- [Goal of the exercise]:
Search the records below for the word "this", then return every line where it appears.

- [Data]:
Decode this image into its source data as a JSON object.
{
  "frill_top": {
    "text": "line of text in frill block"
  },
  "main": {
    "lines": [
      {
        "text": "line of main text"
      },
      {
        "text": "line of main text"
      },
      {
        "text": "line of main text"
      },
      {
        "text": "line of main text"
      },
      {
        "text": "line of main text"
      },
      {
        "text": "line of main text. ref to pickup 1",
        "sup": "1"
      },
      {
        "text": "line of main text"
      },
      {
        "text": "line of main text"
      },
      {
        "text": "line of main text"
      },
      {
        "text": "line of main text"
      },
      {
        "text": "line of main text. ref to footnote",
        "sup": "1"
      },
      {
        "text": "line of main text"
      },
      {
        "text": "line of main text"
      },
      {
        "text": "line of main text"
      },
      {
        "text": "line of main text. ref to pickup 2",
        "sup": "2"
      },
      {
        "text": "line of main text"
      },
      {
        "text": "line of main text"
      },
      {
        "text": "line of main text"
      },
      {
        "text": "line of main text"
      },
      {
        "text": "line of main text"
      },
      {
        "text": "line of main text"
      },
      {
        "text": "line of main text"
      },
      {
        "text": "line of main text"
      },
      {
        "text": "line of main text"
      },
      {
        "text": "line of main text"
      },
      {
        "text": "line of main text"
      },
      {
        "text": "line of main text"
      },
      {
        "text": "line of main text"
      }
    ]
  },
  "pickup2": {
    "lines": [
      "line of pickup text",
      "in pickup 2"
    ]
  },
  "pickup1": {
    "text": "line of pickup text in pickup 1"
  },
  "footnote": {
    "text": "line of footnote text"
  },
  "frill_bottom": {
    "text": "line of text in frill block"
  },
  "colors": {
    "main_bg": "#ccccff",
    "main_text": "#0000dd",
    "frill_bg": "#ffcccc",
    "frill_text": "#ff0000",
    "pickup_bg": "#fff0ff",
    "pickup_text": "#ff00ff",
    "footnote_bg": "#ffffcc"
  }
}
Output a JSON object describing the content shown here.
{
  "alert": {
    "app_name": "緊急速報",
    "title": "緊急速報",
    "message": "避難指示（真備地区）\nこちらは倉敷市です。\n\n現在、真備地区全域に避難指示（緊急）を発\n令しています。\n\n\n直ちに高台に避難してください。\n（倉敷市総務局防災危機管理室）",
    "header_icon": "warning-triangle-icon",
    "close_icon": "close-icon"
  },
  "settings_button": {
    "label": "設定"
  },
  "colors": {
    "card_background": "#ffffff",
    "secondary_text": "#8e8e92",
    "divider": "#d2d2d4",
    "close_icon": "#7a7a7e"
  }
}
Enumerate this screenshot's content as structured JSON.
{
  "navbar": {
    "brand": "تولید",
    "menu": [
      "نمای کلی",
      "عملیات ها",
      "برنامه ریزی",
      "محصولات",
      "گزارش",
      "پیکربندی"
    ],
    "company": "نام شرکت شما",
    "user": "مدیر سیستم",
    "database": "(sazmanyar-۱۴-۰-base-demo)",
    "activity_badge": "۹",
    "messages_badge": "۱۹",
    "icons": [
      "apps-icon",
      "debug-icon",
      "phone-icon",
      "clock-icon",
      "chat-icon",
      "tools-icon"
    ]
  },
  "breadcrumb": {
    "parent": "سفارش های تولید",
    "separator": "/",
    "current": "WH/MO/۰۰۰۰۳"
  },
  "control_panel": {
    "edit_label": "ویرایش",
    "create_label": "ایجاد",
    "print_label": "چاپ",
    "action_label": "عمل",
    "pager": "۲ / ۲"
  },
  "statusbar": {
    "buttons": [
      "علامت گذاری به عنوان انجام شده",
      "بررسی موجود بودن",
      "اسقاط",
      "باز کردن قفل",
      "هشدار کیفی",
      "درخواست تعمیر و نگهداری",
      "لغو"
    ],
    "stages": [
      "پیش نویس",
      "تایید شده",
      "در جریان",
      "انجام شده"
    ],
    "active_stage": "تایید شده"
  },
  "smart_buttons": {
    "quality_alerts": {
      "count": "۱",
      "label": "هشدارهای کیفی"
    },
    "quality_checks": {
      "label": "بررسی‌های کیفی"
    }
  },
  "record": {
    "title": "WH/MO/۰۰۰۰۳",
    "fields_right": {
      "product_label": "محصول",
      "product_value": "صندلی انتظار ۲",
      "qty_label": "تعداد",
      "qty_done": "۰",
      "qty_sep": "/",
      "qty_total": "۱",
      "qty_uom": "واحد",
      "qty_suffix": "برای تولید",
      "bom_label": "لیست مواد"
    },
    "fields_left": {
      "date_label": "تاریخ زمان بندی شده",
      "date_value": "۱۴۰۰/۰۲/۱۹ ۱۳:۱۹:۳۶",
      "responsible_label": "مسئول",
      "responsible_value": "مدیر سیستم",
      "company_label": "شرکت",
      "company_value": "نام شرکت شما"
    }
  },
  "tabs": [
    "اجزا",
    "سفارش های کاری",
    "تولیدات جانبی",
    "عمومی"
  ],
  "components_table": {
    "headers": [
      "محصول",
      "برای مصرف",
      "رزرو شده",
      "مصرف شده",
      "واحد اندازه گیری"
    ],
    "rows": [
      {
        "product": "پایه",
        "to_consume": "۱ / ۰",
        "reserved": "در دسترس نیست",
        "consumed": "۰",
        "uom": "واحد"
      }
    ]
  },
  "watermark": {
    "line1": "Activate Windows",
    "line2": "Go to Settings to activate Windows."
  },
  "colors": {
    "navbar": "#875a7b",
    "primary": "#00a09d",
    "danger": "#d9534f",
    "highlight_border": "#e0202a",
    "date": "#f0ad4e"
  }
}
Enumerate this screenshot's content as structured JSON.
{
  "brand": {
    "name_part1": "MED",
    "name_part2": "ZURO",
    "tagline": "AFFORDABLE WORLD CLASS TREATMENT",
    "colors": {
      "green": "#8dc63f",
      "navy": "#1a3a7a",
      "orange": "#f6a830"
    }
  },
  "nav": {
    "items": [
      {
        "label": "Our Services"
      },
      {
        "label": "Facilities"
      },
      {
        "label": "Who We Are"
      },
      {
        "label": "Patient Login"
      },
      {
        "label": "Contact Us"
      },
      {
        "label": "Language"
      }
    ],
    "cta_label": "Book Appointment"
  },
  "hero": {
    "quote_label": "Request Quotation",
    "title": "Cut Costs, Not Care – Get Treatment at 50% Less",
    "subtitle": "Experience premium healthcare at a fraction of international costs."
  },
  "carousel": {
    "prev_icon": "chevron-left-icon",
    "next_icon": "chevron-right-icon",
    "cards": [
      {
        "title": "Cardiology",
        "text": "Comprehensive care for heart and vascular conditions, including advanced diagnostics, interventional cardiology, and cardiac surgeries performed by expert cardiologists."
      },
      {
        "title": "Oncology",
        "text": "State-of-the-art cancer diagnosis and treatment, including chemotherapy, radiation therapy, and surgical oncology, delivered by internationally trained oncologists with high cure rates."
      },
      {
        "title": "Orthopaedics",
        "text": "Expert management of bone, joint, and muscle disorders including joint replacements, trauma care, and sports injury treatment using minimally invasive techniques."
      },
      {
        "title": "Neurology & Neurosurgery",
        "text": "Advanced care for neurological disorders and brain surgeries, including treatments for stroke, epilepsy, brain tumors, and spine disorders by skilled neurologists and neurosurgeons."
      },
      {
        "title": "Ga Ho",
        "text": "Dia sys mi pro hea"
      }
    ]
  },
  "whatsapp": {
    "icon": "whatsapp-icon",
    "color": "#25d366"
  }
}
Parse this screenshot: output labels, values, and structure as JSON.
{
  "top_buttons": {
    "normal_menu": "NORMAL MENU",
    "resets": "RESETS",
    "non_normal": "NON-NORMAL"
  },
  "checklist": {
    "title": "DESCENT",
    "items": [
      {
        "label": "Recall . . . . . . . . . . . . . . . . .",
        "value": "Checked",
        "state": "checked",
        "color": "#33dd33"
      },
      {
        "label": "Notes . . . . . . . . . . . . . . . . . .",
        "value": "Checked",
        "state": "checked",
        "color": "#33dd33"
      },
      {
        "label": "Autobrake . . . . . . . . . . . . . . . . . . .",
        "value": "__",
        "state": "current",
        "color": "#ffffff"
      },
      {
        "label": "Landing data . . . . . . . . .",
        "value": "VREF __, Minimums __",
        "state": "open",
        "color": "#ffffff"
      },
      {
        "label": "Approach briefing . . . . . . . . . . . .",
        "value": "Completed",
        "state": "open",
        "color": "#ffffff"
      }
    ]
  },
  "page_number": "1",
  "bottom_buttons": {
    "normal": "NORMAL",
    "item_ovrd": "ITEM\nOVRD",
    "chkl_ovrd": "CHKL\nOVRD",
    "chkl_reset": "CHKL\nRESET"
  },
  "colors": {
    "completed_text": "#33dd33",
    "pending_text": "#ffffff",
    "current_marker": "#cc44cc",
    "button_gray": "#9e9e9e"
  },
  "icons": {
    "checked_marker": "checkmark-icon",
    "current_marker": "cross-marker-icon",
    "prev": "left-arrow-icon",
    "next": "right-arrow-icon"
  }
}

- [Reply]:
Decode this image into its source data as a JSON object.
Enumerate this screenshot's content as structured JSON.
Enumerate this screenshot's content as structured JSON.
Parse this screenshot: output labels, values, and structure as JSON.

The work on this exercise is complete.